News / Opinion / Columns
In less than a week, South Africans head to the polls in probably one of the most unimaginative and uninspiring election seasons seen since the first democratic elections in ‘94.
The pandemic has not only led to limited campaigning activities but has also taken people’s interest away from the polls.
People cannot be blamed for their lacklustre response to anything political, it is to be expected given the little returns voting has given them over the years.
That doesn’t make the election any less important though. In fact, given the terrible state that municipal service delivery is in, these elections should be more fiercely contested than the national and provincial elections.
There is nothing glamorous about fixing potholes or ensuring that garbage gets collected, but those are the basics that those in government must get right for government to be seen to be working.

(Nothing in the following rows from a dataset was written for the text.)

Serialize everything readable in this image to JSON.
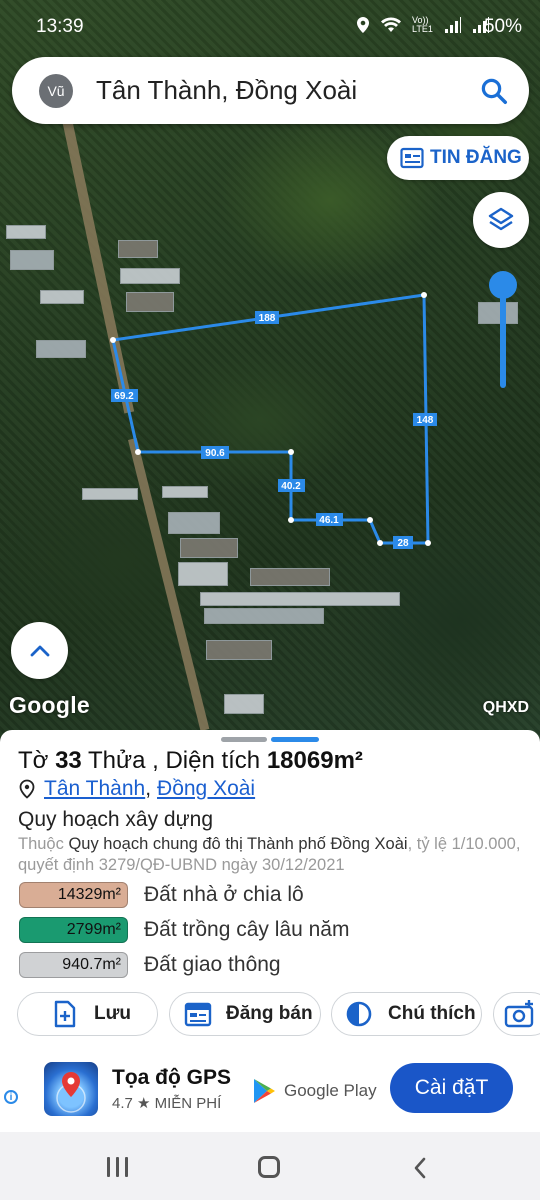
{
  "status_bar": {
    "time": "13:39",
    "network": "Vo)) LTE1",
    "battery": "50%"
  },
  "search": {
    "avatar_initials": "Vũ",
    "query": "Tân Thành, Đồng Xoài"
  },
  "map": {
    "tin_dang_label": "TIN ĐĂNG",
    "google_label": "Google",
    "layer_code": "QHXD",
    "plot_edges": [
      "188",
      "148",
      "69.2",
      "90.6",
      "40.2",
      "46.1",
      "28"
    ],
    "plot_color": "#2b8ae8"
  },
  "parcel": {
    "prefix_to": "Tờ",
    "to_number": "33",
    "thua_label": "Thửa",
    "area_label": ", Diện tích",
    "area_value": "18069m²",
    "ward": "Tân Thành",
    "city_sep": ",",
    "city": "Đồng Xoài"
  },
  "planning": {
    "heading": "Quy hoạch xây dựng",
    "desc_prefix": "Thuộc",
    "desc_plan": "Quy hoạch chung đô thị Thành phố Đồng Xoài",
    "desc_suffix": ", tỷ lệ 1/10.000, quyết định 3279/QĐ-UBND ngày 30/12/2021"
  },
  "land_use": [
    {
      "area": "14329m²",
      "label": "Đất nhà ở chia lô",
      "color": "#d9ad95"
    },
    {
      "area": "2799m²",
      "label": "Đất trồng cây lâu năm",
      "color": "#1a9a70"
    },
    {
      "area": "940.7m²",
      "label": "Đất giao thông",
      "color": "#d0d2d4"
    }
  ],
  "actions": {
    "save": "Lưu",
    "sell": "Đăng bán",
    "legend": "Chú thích"
  },
  "ad": {
    "info": "i",
    "title": "Tọa độ GPS",
    "rating": "4.7 ★  MIỄN PHÍ",
    "store": "Google Play",
    "install": "Cài đặT"
  }
}
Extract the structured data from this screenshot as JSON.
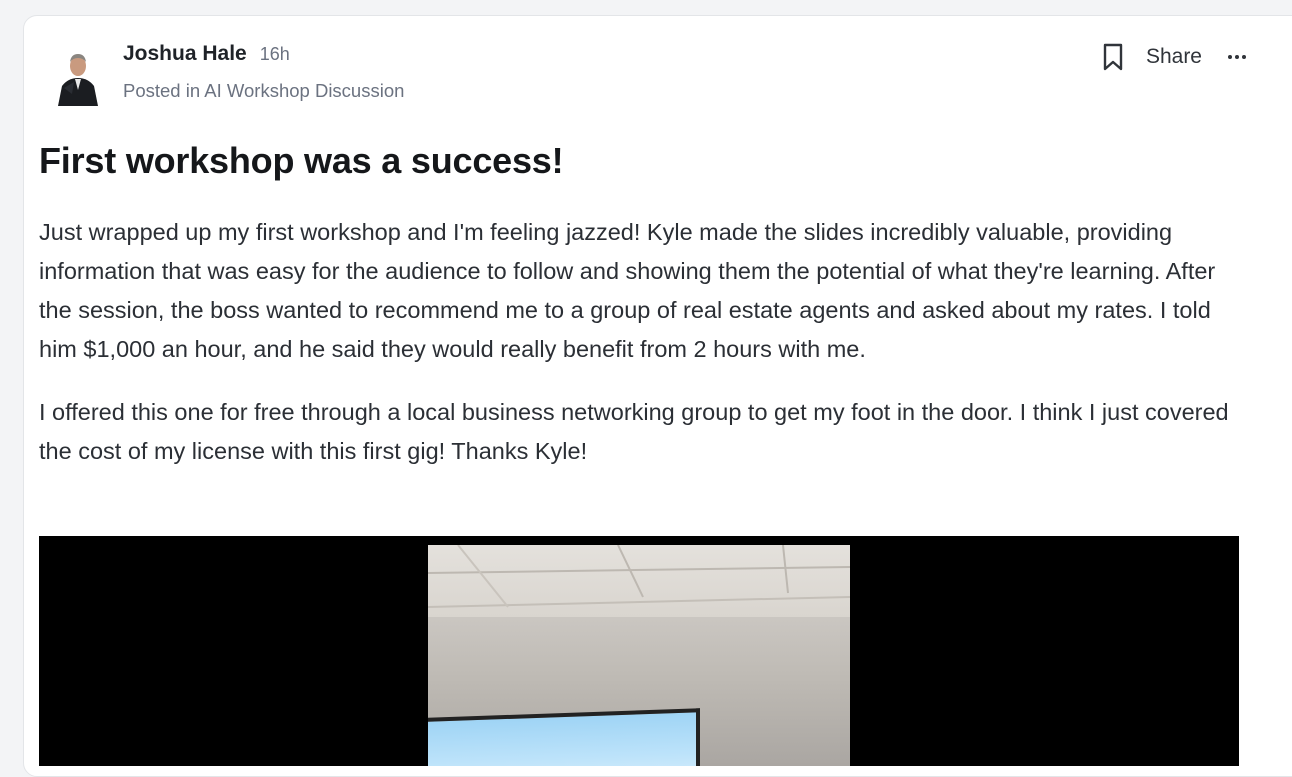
{
  "post": {
    "author": "Joshua Hale",
    "time": "16h",
    "posted_in": "Posted in AI Workshop Discussion",
    "title": "First workshop was a success!",
    "paragraphs": [
      "Just wrapped up my first workshop and I'm feeling jazzed! Kyle made the slides incredibly valuable, providing information that was easy for the audience to follow and showing them the potential of what they're learning. After the session, the boss wanted to recommend me to a group of real estate agents and asked about my rates. I told him $1,000 an hour, and he said they would really benefit from 2 hours with me.",
      "I offered this one for free through a local business networking group to get my foot in the door. I think I just covered the cost of my license with this first gig!  Thanks Kyle!"
    ]
  },
  "actions": {
    "bookmark_icon": "bookmark-icon",
    "share_label": "Share",
    "more_icon": "more-horizontal-icon"
  },
  "colors": {
    "text_primary": "#1f2328",
    "text_secondary": "#6b7280",
    "card_bg": "#ffffff",
    "page_bg": "#f3f4f6"
  }
}
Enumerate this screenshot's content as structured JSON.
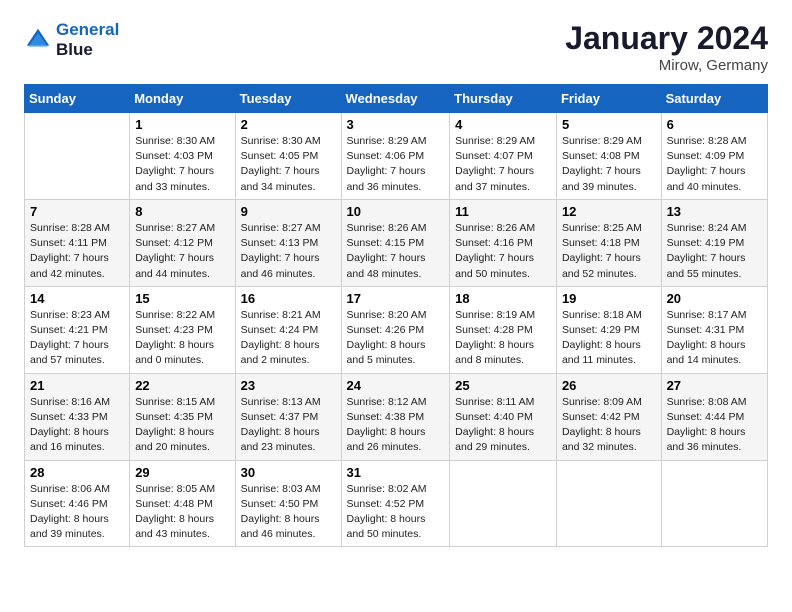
{
  "header": {
    "logo_line1": "General",
    "logo_line2": "Blue",
    "month": "January 2024",
    "location": "Mirow, Germany"
  },
  "days_of_week": [
    "Sunday",
    "Monday",
    "Tuesday",
    "Wednesday",
    "Thursday",
    "Friday",
    "Saturday"
  ],
  "weeks": [
    [
      {
        "day": "",
        "sunrise": "",
        "sunset": "",
        "daylight": ""
      },
      {
        "day": "1",
        "sunrise": "Sunrise: 8:30 AM",
        "sunset": "Sunset: 4:03 PM",
        "daylight": "Daylight: 7 hours and 33 minutes."
      },
      {
        "day": "2",
        "sunrise": "Sunrise: 8:30 AM",
        "sunset": "Sunset: 4:05 PM",
        "daylight": "Daylight: 7 hours and 34 minutes."
      },
      {
        "day": "3",
        "sunrise": "Sunrise: 8:29 AM",
        "sunset": "Sunset: 4:06 PM",
        "daylight": "Daylight: 7 hours and 36 minutes."
      },
      {
        "day": "4",
        "sunrise": "Sunrise: 8:29 AM",
        "sunset": "Sunset: 4:07 PM",
        "daylight": "Daylight: 7 hours and 37 minutes."
      },
      {
        "day": "5",
        "sunrise": "Sunrise: 8:29 AM",
        "sunset": "Sunset: 4:08 PM",
        "daylight": "Daylight: 7 hours and 39 minutes."
      },
      {
        "day": "6",
        "sunrise": "Sunrise: 8:28 AM",
        "sunset": "Sunset: 4:09 PM",
        "daylight": "Daylight: 7 hours and 40 minutes."
      }
    ],
    [
      {
        "day": "7",
        "sunrise": "Sunrise: 8:28 AM",
        "sunset": "Sunset: 4:11 PM",
        "daylight": "Daylight: 7 hours and 42 minutes."
      },
      {
        "day": "8",
        "sunrise": "Sunrise: 8:27 AM",
        "sunset": "Sunset: 4:12 PM",
        "daylight": "Daylight: 7 hours and 44 minutes."
      },
      {
        "day": "9",
        "sunrise": "Sunrise: 8:27 AM",
        "sunset": "Sunset: 4:13 PM",
        "daylight": "Daylight: 7 hours and 46 minutes."
      },
      {
        "day": "10",
        "sunrise": "Sunrise: 8:26 AM",
        "sunset": "Sunset: 4:15 PM",
        "daylight": "Daylight: 7 hours and 48 minutes."
      },
      {
        "day": "11",
        "sunrise": "Sunrise: 8:26 AM",
        "sunset": "Sunset: 4:16 PM",
        "daylight": "Daylight: 7 hours and 50 minutes."
      },
      {
        "day": "12",
        "sunrise": "Sunrise: 8:25 AM",
        "sunset": "Sunset: 4:18 PM",
        "daylight": "Daylight: 7 hours and 52 minutes."
      },
      {
        "day": "13",
        "sunrise": "Sunrise: 8:24 AM",
        "sunset": "Sunset: 4:19 PM",
        "daylight": "Daylight: 7 hours and 55 minutes."
      }
    ],
    [
      {
        "day": "14",
        "sunrise": "Sunrise: 8:23 AM",
        "sunset": "Sunset: 4:21 PM",
        "daylight": "Daylight: 7 hours and 57 minutes."
      },
      {
        "day": "15",
        "sunrise": "Sunrise: 8:22 AM",
        "sunset": "Sunset: 4:23 PM",
        "daylight": "Daylight: 8 hours and 0 minutes."
      },
      {
        "day": "16",
        "sunrise": "Sunrise: 8:21 AM",
        "sunset": "Sunset: 4:24 PM",
        "daylight": "Daylight: 8 hours and 2 minutes."
      },
      {
        "day": "17",
        "sunrise": "Sunrise: 8:20 AM",
        "sunset": "Sunset: 4:26 PM",
        "daylight": "Daylight: 8 hours and 5 minutes."
      },
      {
        "day": "18",
        "sunrise": "Sunrise: 8:19 AM",
        "sunset": "Sunset: 4:28 PM",
        "daylight": "Daylight: 8 hours and 8 minutes."
      },
      {
        "day": "19",
        "sunrise": "Sunrise: 8:18 AM",
        "sunset": "Sunset: 4:29 PM",
        "daylight": "Daylight: 8 hours and 11 minutes."
      },
      {
        "day": "20",
        "sunrise": "Sunrise: 8:17 AM",
        "sunset": "Sunset: 4:31 PM",
        "daylight": "Daylight: 8 hours and 14 minutes."
      }
    ],
    [
      {
        "day": "21",
        "sunrise": "Sunrise: 8:16 AM",
        "sunset": "Sunset: 4:33 PM",
        "daylight": "Daylight: 8 hours and 16 minutes."
      },
      {
        "day": "22",
        "sunrise": "Sunrise: 8:15 AM",
        "sunset": "Sunset: 4:35 PM",
        "daylight": "Daylight: 8 hours and 20 minutes."
      },
      {
        "day": "23",
        "sunrise": "Sunrise: 8:13 AM",
        "sunset": "Sunset: 4:37 PM",
        "daylight": "Daylight: 8 hours and 23 minutes."
      },
      {
        "day": "24",
        "sunrise": "Sunrise: 8:12 AM",
        "sunset": "Sunset: 4:38 PM",
        "daylight": "Daylight: 8 hours and 26 minutes."
      },
      {
        "day": "25",
        "sunrise": "Sunrise: 8:11 AM",
        "sunset": "Sunset: 4:40 PM",
        "daylight": "Daylight: 8 hours and 29 minutes."
      },
      {
        "day": "26",
        "sunrise": "Sunrise: 8:09 AM",
        "sunset": "Sunset: 4:42 PM",
        "daylight": "Daylight: 8 hours and 32 minutes."
      },
      {
        "day": "27",
        "sunrise": "Sunrise: 8:08 AM",
        "sunset": "Sunset: 4:44 PM",
        "daylight": "Daylight: 8 hours and 36 minutes."
      }
    ],
    [
      {
        "day": "28",
        "sunrise": "Sunrise: 8:06 AM",
        "sunset": "Sunset: 4:46 PM",
        "daylight": "Daylight: 8 hours and 39 minutes."
      },
      {
        "day": "29",
        "sunrise": "Sunrise: 8:05 AM",
        "sunset": "Sunset: 4:48 PM",
        "daylight": "Daylight: 8 hours and 43 minutes."
      },
      {
        "day": "30",
        "sunrise": "Sunrise: 8:03 AM",
        "sunset": "Sunset: 4:50 PM",
        "daylight": "Daylight: 8 hours and 46 minutes."
      },
      {
        "day": "31",
        "sunrise": "Sunrise: 8:02 AM",
        "sunset": "Sunset: 4:52 PM",
        "daylight": "Daylight: 8 hours and 50 minutes."
      },
      {
        "day": "",
        "sunrise": "",
        "sunset": "",
        "daylight": ""
      },
      {
        "day": "",
        "sunrise": "",
        "sunset": "",
        "daylight": ""
      },
      {
        "day": "",
        "sunrise": "",
        "sunset": "",
        "daylight": ""
      }
    ]
  ]
}
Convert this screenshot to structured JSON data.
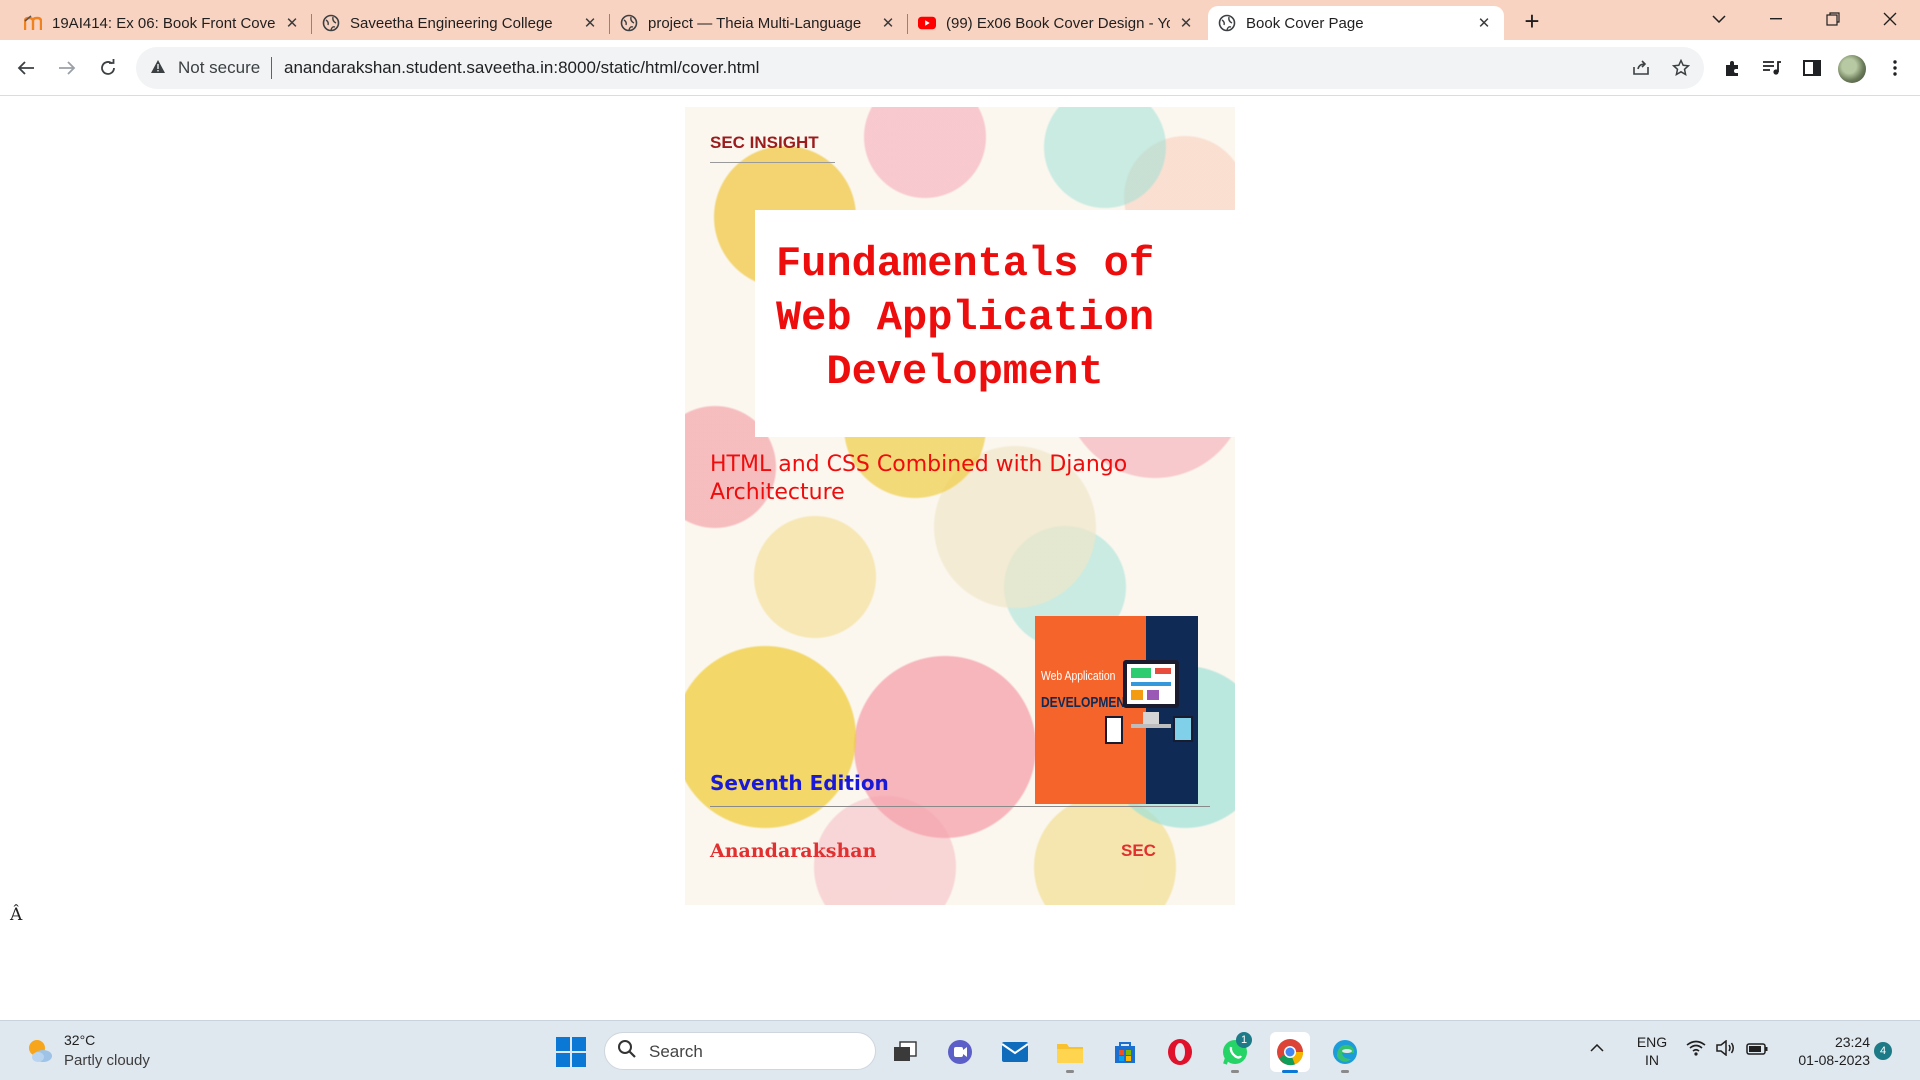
{
  "browser": {
    "tabs": [
      {
        "title": "19AI414: Ex 06: Book Front Cover",
        "icon": "moodle-icon",
        "active": false
      },
      {
        "title": "Saveetha Engineering College",
        "icon": "globe-icon",
        "active": false
      },
      {
        "title": "project — Theia Multi-Language",
        "icon": "globe-icon",
        "active": false
      },
      {
        "title": "(99) Ex06 Book Cover Design - Yo",
        "icon": "youtube-icon",
        "active": false
      },
      {
        "title": "Book Cover Page",
        "icon": "globe-icon",
        "active": true
      }
    ],
    "security_label": "Not secure",
    "url": "anandarakshan.student.saveetha.in:8000/static/html/cover.html"
  },
  "cover": {
    "brand": "SEC INSIGHT",
    "title_lines": [
      "Fundamentals of",
      "Web Application",
      "Development"
    ],
    "subtitle_lines": [
      "HTML and CSS Combined with Django",
      "Architecture"
    ],
    "thumbnail": {
      "line1": "Web Application",
      "line2": "DEVELOPMENT"
    },
    "edition": "Seventh Edition",
    "author": "Anandarakshan",
    "publisher": "SEC"
  },
  "page": {
    "stray_char": "Â"
  },
  "taskbar": {
    "weather": {
      "temp": "32°C",
      "desc": "Partly cloudy"
    },
    "search_placeholder": "Search",
    "whatsapp_badge": "1",
    "language": [
      "ENG",
      "IN"
    ],
    "time": "23:24",
    "date": "01-08-2023",
    "notification_count": "4"
  },
  "colors": {
    "title_red": "#ee0d0d",
    "edition_blue": "#1a1ad6",
    "brand_dark_red": "#9b1c1c",
    "tabstrip": "#f9d3c1"
  }
}
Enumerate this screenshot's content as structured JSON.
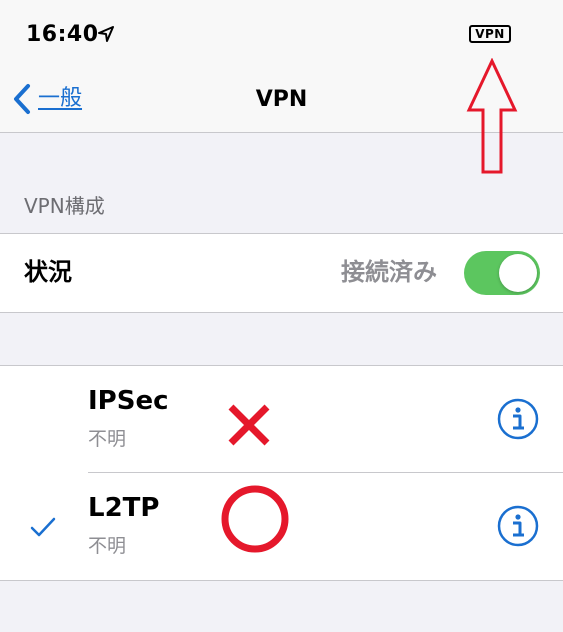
{
  "status_bar": {
    "time": "16:40",
    "location_icon": "location-arrow-icon",
    "vpn_badge": "VPN"
  },
  "nav": {
    "back_label": "一般",
    "back_icon": "chevron-left-icon",
    "title": "VPN"
  },
  "section": {
    "header": "VPN構成"
  },
  "status_row": {
    "label": "状況",
    "value": "接続済み",
    "toggle_on": true
  },
  "vpn_configs": [
    {
      "name": "IPSec",
      "status": "不明",
      "selected": false
    },
    {
      "name": "L2TP",
      "status": "不明",
      "selected": true
    }
  ],
  "colors": {
    "accent": "#1a6fd0",
    "toggle_on": "#5cc65f",
    "annotation_red": "#e5182b",
    "secondary_text": "#8e8e93",
    "background": "#f2f2f7"
  },
  "annotations": {
    "arrow": "up-arrow-annotation",
    "wrong_mark": "cross-mark",
    "correct_mark": "circle-mark"
  }
}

There are far too many negative events that have happened throughout this country this year that have left an impression in people’s minds that “government is failing”.
The lawlessness and looting spree that engulfed the country in July left many people in a state of mind that says the law enforcement and governance are not working and this election should be used to reassure people that things can work.
Political analysts and media houses are doing the most to predict which political party will come out tops in which areas and there is an eagerness in the opposition party camp to compound the problems of the ruling party.
But, in truth, it does not matter which party wins. What matters is that whoever gets to govern appreciates that their role right now is to get South Africa working as best as it can.
The little campaigning that has happened has just been so off the mark that voters know the promises made cannot in any way be fulfilled.
Any politician campaigning on providing jobs when the economy is shedding jobs due to the pandemic is taking voters for granted.
There will definitely be a huge temptation to millions of voters to stay home and enjoy their long weekend instead of making their way towards that election queue. But the truth is the voter who wants things to work but stays away from the poll is actually engaging in self-sabotage.
It is a fact that most municipalities are not working as well as they should right now, as is evidenced by the kind of infrastructural decay that has become entrenched in KwaZulu-Natal’s Msunduzi local municipality that runs Pietermaritzburg, among other areas.
The ruling party’s infighting spilled over into the governance of the municipality over a decade ago and since then, simple administrative tasks such as passing a budget have become herculean tasks.
The result? Failure of governance. And this evidenced on the streets of the town where residents point to potholes that have been there since 2017.
The municipality is collecting less money from ratepayers than it spends on services. In other words, it is a failed municipality.
The general exhortation about people having given their lives for people’s right to vote remains true. But now more than ever, people should not wait to be convinced to vote for sentimental reasons.
They must vote to show the politicians that they care more about their own country and its wellbeing than the politicians do.